People with more friends have higher pain thresholds, study suggests
Link between larger friendship circles and pain tolerance may be down to the way the brain’s endorphin system has evolved, researchers say The researchers found that larger social networks were linked to a greater pain tolerance, with the number of friends contacted on a monthly (rather than weekly) basis that appeared to be the most important factor.
People with a larger circle of friends are better able to tolerate pain, according to research into the pain thresholds and social networks of volunteers.
The link is thought to be down a system in the brain that involves endorphins: potent pain-killing chemicals produced by the body that also triggers a sense of wellbeing. “At an equivalent dose, endorphins have been shown to be stronger than morphine,” said Katerina Johnson, a doctoral student at the University of Oxford, who co-authored the research.

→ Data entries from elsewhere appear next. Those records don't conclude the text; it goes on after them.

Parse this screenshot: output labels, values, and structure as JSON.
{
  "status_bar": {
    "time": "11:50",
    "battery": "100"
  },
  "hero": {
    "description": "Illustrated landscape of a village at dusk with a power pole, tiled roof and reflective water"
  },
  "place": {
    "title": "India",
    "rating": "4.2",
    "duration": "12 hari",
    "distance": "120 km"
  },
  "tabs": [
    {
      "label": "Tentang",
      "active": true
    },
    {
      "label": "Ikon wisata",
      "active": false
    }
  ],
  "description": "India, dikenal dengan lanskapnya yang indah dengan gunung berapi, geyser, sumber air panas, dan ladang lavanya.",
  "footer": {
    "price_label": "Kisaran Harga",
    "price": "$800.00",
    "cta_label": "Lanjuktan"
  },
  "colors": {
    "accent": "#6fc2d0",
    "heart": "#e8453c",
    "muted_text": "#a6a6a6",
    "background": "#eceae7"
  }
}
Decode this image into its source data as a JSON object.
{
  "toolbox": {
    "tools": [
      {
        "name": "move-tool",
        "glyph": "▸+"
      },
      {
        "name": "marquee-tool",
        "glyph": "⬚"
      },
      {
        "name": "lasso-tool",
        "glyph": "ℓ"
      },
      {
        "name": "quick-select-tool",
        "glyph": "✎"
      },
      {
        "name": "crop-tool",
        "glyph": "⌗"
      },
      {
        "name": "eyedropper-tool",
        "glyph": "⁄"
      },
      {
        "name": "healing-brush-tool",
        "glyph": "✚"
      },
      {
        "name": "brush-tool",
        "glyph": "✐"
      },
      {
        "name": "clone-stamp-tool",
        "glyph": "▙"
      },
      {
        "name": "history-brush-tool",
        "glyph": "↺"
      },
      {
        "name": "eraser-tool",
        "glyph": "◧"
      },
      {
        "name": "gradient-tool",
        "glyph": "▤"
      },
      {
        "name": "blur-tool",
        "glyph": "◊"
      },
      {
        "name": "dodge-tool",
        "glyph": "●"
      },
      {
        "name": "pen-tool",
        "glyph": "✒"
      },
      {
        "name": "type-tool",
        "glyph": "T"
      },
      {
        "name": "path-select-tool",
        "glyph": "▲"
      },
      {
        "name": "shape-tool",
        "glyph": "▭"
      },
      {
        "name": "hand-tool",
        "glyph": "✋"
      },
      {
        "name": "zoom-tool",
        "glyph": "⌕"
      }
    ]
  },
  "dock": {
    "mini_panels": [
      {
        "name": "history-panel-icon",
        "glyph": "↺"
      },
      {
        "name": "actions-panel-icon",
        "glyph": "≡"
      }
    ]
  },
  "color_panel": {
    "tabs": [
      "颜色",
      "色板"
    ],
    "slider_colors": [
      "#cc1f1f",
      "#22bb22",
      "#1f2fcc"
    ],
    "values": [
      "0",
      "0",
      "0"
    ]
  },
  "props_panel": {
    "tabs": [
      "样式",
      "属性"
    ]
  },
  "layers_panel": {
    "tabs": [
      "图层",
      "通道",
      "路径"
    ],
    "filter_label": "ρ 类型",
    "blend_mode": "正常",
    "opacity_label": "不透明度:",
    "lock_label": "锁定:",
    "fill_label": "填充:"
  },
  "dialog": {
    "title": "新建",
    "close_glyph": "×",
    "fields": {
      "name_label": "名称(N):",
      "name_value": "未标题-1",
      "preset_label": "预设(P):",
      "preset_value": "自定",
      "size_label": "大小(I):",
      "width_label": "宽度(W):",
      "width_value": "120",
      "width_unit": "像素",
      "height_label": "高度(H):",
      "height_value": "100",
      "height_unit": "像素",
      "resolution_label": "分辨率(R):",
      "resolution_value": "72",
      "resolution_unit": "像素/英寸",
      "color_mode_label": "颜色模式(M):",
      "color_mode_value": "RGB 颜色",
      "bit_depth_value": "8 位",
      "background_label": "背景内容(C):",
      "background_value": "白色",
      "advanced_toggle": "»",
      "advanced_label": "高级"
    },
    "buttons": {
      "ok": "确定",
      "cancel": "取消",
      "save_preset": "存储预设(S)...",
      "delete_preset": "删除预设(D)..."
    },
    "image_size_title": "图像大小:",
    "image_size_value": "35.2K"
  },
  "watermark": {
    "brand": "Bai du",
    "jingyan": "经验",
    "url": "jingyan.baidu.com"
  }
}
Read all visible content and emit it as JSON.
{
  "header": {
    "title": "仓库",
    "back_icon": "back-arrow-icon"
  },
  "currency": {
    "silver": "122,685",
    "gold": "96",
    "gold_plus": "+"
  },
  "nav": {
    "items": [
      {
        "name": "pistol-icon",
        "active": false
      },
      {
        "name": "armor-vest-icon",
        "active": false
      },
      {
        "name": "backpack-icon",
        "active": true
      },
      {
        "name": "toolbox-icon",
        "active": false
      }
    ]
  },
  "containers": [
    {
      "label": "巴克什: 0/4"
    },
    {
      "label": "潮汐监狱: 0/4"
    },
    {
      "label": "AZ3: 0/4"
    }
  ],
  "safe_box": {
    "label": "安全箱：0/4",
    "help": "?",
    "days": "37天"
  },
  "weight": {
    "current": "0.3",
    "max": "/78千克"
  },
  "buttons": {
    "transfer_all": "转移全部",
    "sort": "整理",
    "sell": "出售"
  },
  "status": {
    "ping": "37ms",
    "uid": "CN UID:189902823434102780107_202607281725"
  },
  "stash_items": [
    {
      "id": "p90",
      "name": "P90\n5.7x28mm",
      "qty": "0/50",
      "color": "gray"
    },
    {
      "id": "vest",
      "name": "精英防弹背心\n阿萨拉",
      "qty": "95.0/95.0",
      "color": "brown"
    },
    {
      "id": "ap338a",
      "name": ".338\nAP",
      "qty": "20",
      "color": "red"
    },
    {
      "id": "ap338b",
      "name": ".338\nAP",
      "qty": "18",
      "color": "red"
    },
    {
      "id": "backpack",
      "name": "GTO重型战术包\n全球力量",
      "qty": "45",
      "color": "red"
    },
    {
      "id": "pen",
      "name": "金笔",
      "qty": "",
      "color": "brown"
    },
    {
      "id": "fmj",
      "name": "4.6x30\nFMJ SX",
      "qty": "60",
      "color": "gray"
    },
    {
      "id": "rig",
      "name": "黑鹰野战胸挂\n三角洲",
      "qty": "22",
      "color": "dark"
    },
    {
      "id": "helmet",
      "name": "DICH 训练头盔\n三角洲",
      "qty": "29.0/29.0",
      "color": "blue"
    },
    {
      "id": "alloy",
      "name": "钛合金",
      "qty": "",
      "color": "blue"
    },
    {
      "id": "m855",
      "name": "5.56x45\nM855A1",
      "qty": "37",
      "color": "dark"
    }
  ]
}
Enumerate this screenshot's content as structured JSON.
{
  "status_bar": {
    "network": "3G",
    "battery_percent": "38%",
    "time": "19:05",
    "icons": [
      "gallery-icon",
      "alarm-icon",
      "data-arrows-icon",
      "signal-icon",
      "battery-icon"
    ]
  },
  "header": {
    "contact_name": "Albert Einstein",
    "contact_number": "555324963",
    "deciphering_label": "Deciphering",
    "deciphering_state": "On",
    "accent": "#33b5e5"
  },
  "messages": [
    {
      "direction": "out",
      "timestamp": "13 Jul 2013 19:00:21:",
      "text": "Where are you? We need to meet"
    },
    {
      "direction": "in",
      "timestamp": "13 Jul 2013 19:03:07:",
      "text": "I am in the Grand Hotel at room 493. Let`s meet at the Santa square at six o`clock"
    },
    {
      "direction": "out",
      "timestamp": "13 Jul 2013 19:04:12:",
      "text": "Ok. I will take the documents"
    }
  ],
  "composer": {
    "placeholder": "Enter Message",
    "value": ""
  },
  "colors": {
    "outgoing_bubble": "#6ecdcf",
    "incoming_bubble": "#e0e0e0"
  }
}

Writing in the journal Scientific Reports, Johnson and Robin Dunbar, professor of evolutionary psychology at the University of Oxford, sought to probe the theory that the brain’s endorphin system might have evolved to not only handle our response to physical discomfort, but influence our experience of pleasure from social interactions too. “Social behavior and being attached to other individuals is really important for our survival – whether that is staying close to our parents, or our offspring or cooperating with others to find food or to help defend ourselves,” said Johnson.